Not surprisingly, the Vepco-financed study came up with a report that said a coal pipeline would save between $5 and $11 per ton in coal transportation costs, for a potential saving of $30 million to $66 million a year.

Last week, the Virginia Railway Association countered with its own study by Teknekron Inc., a Bethesda-based consulting firm. The study, for which the railroads paid between $30,000 and $35,000, predictably shot holes in the Vepco study, indicating that a pipeline could end up costing twice as much as Vepco says it will.

Lobbyists. In addition to the usual stable of utility and railroad lobbyists, both sides are going outside for special help on the coal slurry pipeline issue. Vepco and Transco, which recently formed a consortium called Virginia Coal Slurry Associates, have hired William G. Thomas, the super lobbyist of Richmond and political confidant of Robb.

Vepco and Transco also are financing a group called "Virginians for Competitive Coal Transportation," which hopes to enlist consumer groups, labor and other interests that might favor the pipeline. To head it, they hired Curry Roberts, former political aide to Attorney General Gerald Baliles and finance director for Lt. Gov. Richard J. Davis' losing Senate campaign.

The railroads say they also are negotiating to hire outside special forces, including former legislators and other former state officials. Although no deal has been closed, some politically well-connected lobbyists are already on hand. Charles Davis, a top aide to former Republican Gov. John Dalton, has been retained by CSX, the Richmond-based rail conglomerate.

Campaign contributions. Vepco's political action committee, the Committee for a Responsible Government, was among the most active PAC in the recently concluded campaigns for the House of Delegates, funneling more than $10,000 to 51 legislative candidates. Records show the railroad union workers' PAC, the Transportation Political Education League, gave $4,200 to 14 legislative candidates.

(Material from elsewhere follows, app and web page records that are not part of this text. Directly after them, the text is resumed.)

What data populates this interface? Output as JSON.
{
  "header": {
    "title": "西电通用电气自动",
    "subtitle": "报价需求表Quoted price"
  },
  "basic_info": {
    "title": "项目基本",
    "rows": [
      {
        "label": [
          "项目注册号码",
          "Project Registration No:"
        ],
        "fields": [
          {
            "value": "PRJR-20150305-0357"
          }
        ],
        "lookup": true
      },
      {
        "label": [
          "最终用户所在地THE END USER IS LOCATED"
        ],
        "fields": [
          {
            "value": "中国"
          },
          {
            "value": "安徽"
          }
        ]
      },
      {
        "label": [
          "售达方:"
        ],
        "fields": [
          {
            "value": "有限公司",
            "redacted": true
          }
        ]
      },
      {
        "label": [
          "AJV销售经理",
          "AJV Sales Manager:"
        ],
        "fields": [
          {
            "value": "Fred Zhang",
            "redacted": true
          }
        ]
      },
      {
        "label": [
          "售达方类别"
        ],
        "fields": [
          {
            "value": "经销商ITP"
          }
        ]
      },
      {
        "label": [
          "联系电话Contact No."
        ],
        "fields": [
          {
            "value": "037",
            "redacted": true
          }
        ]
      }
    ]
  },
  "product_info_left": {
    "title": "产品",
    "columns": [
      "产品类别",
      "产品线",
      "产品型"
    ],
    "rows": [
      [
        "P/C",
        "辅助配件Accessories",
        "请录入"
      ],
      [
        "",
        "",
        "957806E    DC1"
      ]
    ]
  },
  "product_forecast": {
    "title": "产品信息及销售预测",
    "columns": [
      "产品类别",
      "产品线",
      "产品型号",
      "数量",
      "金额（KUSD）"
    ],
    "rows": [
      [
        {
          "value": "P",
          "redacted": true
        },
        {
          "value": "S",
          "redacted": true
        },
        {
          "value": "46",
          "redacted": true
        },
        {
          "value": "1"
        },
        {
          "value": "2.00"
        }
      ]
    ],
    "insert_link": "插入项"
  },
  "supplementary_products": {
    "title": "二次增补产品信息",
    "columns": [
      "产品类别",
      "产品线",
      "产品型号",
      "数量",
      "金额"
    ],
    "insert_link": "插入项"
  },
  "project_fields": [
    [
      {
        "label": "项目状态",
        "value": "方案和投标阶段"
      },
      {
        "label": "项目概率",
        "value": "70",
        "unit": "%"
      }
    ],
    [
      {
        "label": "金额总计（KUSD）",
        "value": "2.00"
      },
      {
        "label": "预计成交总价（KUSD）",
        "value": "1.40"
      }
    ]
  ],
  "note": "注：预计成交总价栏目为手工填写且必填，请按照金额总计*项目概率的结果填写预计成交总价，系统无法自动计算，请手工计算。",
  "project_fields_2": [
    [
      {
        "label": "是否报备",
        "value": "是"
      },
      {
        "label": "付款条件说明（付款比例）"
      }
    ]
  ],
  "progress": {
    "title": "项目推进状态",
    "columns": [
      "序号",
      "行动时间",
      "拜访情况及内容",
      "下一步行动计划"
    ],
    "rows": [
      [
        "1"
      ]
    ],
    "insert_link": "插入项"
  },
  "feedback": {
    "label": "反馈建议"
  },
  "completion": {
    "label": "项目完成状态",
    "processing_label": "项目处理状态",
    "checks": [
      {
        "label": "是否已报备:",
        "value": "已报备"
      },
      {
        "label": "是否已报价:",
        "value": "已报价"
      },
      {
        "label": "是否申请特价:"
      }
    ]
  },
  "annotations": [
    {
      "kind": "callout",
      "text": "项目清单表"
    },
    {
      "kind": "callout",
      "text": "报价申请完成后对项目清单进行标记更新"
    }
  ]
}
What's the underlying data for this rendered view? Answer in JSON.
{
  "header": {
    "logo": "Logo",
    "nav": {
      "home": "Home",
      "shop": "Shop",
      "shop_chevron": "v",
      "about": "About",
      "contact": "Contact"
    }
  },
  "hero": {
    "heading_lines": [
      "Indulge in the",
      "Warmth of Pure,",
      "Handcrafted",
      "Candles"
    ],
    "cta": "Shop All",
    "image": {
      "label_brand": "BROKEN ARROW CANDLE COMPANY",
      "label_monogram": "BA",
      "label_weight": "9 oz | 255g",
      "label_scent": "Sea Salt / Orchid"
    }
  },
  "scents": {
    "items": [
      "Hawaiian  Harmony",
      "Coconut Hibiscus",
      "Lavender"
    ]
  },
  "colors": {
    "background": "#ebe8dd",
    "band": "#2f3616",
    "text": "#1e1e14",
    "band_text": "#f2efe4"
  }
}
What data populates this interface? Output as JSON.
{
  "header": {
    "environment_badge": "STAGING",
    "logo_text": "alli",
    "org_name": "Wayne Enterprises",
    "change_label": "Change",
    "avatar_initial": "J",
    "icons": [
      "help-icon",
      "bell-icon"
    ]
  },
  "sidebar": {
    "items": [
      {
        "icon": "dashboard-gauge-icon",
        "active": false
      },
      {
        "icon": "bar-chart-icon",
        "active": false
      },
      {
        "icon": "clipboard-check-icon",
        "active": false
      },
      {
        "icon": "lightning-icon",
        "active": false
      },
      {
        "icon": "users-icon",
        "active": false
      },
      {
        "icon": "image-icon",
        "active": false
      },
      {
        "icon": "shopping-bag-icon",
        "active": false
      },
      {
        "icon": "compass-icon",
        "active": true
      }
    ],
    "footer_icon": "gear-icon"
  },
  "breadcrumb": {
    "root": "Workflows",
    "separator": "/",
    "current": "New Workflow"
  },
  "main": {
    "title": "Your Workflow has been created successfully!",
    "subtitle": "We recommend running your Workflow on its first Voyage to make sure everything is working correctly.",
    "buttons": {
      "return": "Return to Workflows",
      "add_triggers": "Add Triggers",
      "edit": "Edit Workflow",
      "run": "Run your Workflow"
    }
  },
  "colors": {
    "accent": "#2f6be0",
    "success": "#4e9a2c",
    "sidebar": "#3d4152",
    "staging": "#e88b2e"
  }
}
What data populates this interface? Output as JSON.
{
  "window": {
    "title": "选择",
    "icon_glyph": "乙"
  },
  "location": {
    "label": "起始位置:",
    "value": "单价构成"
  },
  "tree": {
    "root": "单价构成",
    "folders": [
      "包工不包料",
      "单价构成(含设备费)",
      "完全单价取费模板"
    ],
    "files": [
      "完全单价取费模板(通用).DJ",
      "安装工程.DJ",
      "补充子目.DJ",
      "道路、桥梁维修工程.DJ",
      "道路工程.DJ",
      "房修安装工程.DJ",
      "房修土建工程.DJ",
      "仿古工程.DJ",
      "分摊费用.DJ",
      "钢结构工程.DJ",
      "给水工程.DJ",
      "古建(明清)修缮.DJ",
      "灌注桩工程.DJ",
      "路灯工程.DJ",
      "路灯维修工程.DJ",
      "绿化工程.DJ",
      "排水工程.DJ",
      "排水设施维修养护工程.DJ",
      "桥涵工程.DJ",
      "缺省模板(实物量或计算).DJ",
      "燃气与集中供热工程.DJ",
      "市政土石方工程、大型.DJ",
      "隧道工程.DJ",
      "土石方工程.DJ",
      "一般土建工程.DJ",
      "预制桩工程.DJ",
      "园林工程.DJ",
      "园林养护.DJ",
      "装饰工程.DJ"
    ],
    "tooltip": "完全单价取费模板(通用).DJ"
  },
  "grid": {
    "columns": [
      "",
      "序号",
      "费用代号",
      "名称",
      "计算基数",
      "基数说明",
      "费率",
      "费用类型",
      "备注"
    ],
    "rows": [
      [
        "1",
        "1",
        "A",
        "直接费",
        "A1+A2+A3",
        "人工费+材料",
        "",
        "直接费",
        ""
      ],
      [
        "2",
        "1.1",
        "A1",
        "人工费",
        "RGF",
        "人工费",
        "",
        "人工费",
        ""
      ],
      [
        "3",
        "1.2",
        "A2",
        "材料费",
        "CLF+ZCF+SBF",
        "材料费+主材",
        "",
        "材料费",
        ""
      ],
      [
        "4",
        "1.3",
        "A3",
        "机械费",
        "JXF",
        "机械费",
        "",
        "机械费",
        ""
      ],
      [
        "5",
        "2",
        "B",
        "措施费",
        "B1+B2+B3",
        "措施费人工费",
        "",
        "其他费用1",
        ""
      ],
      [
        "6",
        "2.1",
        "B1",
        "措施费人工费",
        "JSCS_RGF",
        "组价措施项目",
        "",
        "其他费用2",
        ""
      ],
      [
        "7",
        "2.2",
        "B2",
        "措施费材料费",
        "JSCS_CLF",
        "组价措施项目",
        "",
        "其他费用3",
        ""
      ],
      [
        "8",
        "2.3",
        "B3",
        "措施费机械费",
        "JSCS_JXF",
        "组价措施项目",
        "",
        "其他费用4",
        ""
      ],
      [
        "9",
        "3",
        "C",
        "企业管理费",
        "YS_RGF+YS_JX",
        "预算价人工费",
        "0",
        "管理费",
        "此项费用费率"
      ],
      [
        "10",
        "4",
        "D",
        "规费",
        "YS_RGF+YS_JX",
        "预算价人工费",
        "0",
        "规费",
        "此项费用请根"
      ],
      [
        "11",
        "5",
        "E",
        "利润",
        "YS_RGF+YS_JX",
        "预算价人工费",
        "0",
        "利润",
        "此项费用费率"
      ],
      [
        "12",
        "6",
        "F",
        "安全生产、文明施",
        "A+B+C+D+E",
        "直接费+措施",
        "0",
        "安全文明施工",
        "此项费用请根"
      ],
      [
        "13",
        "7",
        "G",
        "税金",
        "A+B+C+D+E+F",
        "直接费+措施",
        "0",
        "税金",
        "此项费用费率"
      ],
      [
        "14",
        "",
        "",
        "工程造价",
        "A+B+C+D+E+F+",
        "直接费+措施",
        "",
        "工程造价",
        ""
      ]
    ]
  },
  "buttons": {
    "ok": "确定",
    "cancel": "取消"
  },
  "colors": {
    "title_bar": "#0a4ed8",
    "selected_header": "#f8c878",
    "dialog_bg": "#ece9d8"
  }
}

Public pressure. Last month, Vepco instructed its district managers to begin visiting legislators on behalf of coal slurry pipeline legislation. There is talk that next month the utility will enclose appeals in its monthly bills to about a million Virginia customers -- a step Vepco spokesmen won't rule out. The railroads have hired a Richmond public relations firm to present their side of the case and plan to counter Vepco's appeals with mailings to their own stockholders and employes.

Legislators, meanwhile, are enjoying the spectacle. "What two more powerful interest groups in the state can you find at each other's throats?" asks state Del. Warren Stambaugh (D-Arlington.) "It's going to be a fascinating battle, isn't it?"